What is Capital Efficiency?
Let's find out Capital Efficiency meaning, definition in crypto, what is Capital Efficiency, and all other detailed facts.
Capital efficiency describes the ratio between a company’s spending on the growing revenue and the returns made as profits. For example, if a company earns $1 for every $1 spent, the capital efficiency ratio is 1:1.
A higher ratio shows that a company is capital-efficient and making a profit. Capital efficiency is important for companies, particularly startups, as it allows them to analyze which expenses could be cut without negatively impacting the quality of operations. Companies may struggle to raise funds if their expenses are too big given their growth.
Capital efficiency in the crypto world is seen to be more effective when companies use digital assets rather than fiat money. Crypto assets are typically cheaper to utilize and maintain than fiat given the scaling costs that are prominent in the industry, particularly as companies aim to grow on a global scale.
Making sure that the capital efficiency ratio is always backed by an asset 1:1 can be one of the biggest challenges, whether the asset in question is digital or fiat.

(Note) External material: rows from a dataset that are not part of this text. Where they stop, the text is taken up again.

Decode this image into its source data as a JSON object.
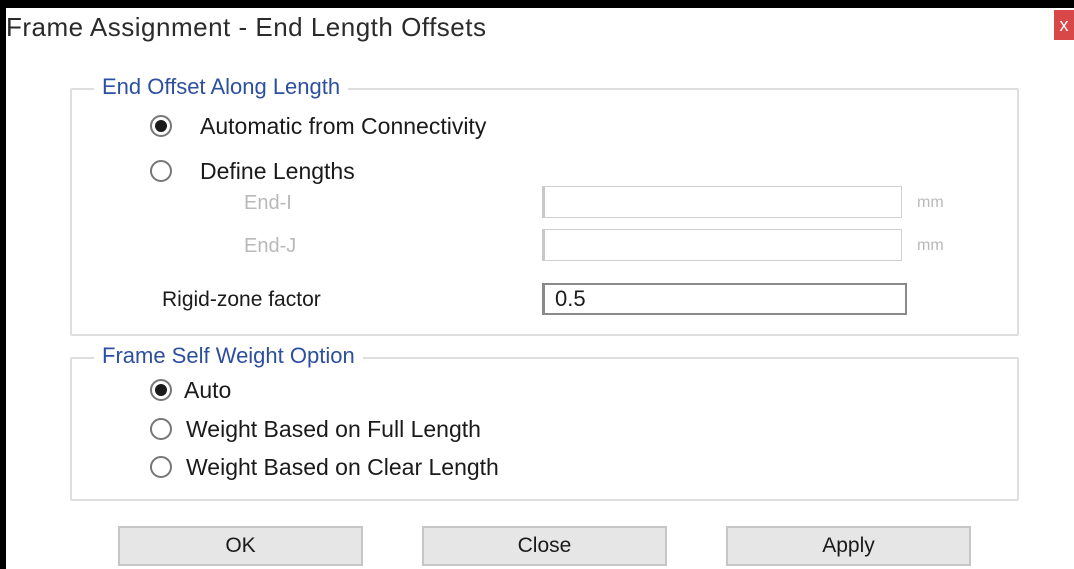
{
  "window": {
    "title": "Frame Assignment - End Length Offsets",
    "close_glyph": "x"
  },
  "end_offset_group": {
    "legend": "End Offset Along Length",
    "options": [
      {
        "label": "Automatic from Connectivity",
        "selected": true
      },
      {
        "label": "Define Lengths",
        "selected": false
      }
    ],
    "end_i": {
      "label": "End-I",
      "value": "",
      "unit": "mm",
      "enabled": false
    },
    "end_j": {
      "label": "End-J",
      "value": "",
      "unit": "mm",
      "enabled": false
    },
    "rigid_zone": {
      "label": "Rigid-zone factor",
      "value": "0.5"
    }
  },
  "self_weight_group": {
    "legend": "Frame Self Weight Option",
    "options": [
      {
        "label": "Auto",
        "selected": true
      },
      {
        "label": "Weight Based on Full Length",
        "selected": false
      },
      {
        "label": "Weight Based on Clear Length",
        "selected": false
      }
    ]
  },
  "buttons": {
    "ok": "OK",
    "close": "Close",
    "apply": "Apply"
  },
  "colors": {
    "legend_text": "#2d4fa0",
    "close_button": "#d94848",
    "disabled_text": "#b9b9b9"
  }
}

Stablecoins, cryptocurrencies that are pegged to a set value of an asset like gold or the US dollar, can experience difficulties with capital efficiency. Stablecoin assets like Tether (USDT) may require larger amounts of collateral backing, the more of it is purchased, causing capital inefficiency.
The capital efficiency ratio is positively affected by blockchain-based decentralized finance (DeFi) innovations. Unlike Tether, which is pegged to the value of the USD, collaterally- or algorithmically-backed stablecoins only require a percentage of the whole supply to have collateral backing.
In the case of collaterally-backed and algorithmically-backed stablecoins, a $1 peg may only require to have 80% fiat stablecoin backing, thus making the capital efficiency 20% higher.